Mary Coughlan (right), the Minister for Agriculture, is taking a recent threat by Irish farmers to vote NO in the forthcoming Lisbon Treaty referendum "seriously". Speaking on RTÉ Radio 1, Ms. Coughlan said she was working to ensure that the outcome of the World Trade negotiations is balanced, with the appropriate protections for Irish farmers and the agri-food sector.
Responding to the minister's statement, Padraig Walshe, President of the Irish Farmers Association (IFA), said he had no disagreement with her stark assessment of the damage to Ireland's farm and food industry posed by WTO negotiations.
Meanwhile Fine Gael MEP Mairéad McGuinness said she is "concerned about the mounting anger among farmers" ahead of the Lisbon Treaty referendum on June 12th. She urged the government to come out very strongly and say it will use its veto on World Trade Talks.
But Education Minister Mary Hanafin said that "the [Irish] government knows that farmers have genuine concerns about what is being proposed at the talks". But she insisted that it was "too early to use the Irish veto". She stated that it was about getting an agreement that is balanced both within agriculture and between trade and agriculture.
Well, she would know, of course... But what she does know - as a former Fianna Fail treasurer and a woman born in Tipperary - is how to hoodwink and pay off the farmers, as FF has done it so successfully in the run-up to previous referenda.
It will be interesting to see if Ireland's farmers are this time wise and forward-looking, and actually mean what they say. In that case they would have to vote NO in the referendum, and that might well defeat it.
Or are Irish farmers still more after the quick buck made now than after a solid income over many years? In two months we will know.
On Thursday more than 10,000 farmers had taken part in a demonstration in Dublin, protesting against current European proposals in negotiations on world trade.
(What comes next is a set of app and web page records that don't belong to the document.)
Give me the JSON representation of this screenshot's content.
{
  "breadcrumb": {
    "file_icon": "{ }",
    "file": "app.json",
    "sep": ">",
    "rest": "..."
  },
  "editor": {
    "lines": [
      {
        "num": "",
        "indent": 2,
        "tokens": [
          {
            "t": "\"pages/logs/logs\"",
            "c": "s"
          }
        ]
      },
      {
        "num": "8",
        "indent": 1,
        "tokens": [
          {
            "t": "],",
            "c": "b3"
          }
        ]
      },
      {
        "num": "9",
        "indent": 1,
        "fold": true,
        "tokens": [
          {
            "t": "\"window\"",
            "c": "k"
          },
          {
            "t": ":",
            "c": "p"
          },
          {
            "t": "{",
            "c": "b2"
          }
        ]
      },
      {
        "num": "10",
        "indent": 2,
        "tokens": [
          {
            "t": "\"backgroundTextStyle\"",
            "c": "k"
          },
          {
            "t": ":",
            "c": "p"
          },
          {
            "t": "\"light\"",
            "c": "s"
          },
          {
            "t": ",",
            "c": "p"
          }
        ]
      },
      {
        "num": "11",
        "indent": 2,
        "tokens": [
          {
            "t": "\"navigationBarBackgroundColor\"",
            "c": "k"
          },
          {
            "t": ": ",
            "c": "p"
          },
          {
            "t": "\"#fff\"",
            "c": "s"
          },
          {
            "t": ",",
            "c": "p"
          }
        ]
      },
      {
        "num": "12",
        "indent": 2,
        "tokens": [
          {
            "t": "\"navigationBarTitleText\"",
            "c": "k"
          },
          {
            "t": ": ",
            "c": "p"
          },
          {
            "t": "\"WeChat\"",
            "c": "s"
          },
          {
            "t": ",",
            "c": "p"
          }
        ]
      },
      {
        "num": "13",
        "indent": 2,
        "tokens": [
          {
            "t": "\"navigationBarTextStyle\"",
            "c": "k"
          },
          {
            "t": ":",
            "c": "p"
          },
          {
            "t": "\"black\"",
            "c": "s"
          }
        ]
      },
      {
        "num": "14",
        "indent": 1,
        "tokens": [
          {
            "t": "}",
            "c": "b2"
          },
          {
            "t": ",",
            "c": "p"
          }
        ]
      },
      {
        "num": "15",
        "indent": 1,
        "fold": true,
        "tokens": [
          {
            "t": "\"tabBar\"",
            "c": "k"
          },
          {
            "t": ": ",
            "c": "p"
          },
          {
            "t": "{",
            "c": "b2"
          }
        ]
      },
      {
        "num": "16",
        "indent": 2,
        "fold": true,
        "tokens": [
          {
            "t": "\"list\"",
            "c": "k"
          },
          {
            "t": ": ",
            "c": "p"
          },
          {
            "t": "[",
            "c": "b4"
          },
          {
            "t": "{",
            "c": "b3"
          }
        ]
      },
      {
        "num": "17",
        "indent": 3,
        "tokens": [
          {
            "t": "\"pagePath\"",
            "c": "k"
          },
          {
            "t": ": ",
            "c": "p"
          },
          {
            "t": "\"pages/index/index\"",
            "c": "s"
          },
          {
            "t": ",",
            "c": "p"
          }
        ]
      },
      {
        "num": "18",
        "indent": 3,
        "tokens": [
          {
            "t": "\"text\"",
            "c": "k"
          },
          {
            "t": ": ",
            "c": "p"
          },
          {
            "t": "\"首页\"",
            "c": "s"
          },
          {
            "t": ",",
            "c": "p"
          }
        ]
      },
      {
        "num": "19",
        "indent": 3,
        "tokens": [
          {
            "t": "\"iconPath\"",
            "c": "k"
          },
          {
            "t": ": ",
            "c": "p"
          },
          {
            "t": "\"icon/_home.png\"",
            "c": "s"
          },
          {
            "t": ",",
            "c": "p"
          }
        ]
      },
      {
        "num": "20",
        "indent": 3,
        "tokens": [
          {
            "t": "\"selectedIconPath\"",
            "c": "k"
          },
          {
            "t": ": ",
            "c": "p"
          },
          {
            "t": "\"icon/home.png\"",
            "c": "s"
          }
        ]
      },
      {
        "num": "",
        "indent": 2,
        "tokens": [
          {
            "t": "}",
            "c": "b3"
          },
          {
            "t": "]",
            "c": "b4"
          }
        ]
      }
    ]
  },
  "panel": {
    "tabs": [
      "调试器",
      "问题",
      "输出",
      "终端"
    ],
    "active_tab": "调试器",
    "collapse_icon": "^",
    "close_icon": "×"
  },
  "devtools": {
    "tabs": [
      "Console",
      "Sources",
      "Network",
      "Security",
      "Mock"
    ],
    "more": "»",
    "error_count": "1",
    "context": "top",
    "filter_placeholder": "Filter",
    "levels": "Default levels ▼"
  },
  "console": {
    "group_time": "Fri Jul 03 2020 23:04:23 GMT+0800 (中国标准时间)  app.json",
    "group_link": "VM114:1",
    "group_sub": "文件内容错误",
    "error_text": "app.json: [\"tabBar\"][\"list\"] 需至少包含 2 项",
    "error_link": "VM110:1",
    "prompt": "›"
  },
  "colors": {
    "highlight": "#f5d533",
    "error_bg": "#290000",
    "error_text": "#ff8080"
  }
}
Farmers from all parts of the country came to the march, and original turnout expectations were well exceeded.
The farmers gathered at Leinster House and marched to Dublin Castle, where European Commission President Jose Manuel Barosso was addressing the National Forum on Europe.
Farmers are unhappy about the stance EU Trade Commissioner Peter Mandelson is taking in the current negotiations on world trade. They say that the beef and dairy sector could be virtually wiped out.
IFA President Padraig Walshe said the current proposals to cut import tariffs will have an impact on how farmers vote in the Lisbon Treaty referendum. He warned that farmers would not support a European Commission that sells out their industry.
The European Commission's Director General for Trade, the Irishman David O'Sullivan, defended the proposals, saying that if implemented, the deal would take effect over a number of years.
EU Commission President Jose Manuel Barosso stated that a deal at the Word Trade Organisation talks would be in Ireland's interest, but did not say in which way. He said getting a deal sooner rather than later would guarantee the reform of the Common Agriculture Policy (CAP) agreed four years ago. But he warned that delaying the deal could mean that a review of the CAP starting in the autumn could result in a less favourable outcome for farmers.
Farmers are angry over the stance being taken by EU Trade Commissioner Peter Mandelson in the current round of negotiations to liberalise the rules on world trade. They say Ireland's livestock industry would be decimated, and there would be cuts in the dairy, grain and other sectors. This could result in 50,000 rural jobs being lost and 100,000 cattle farmers being made redundant.
The Emerald Islander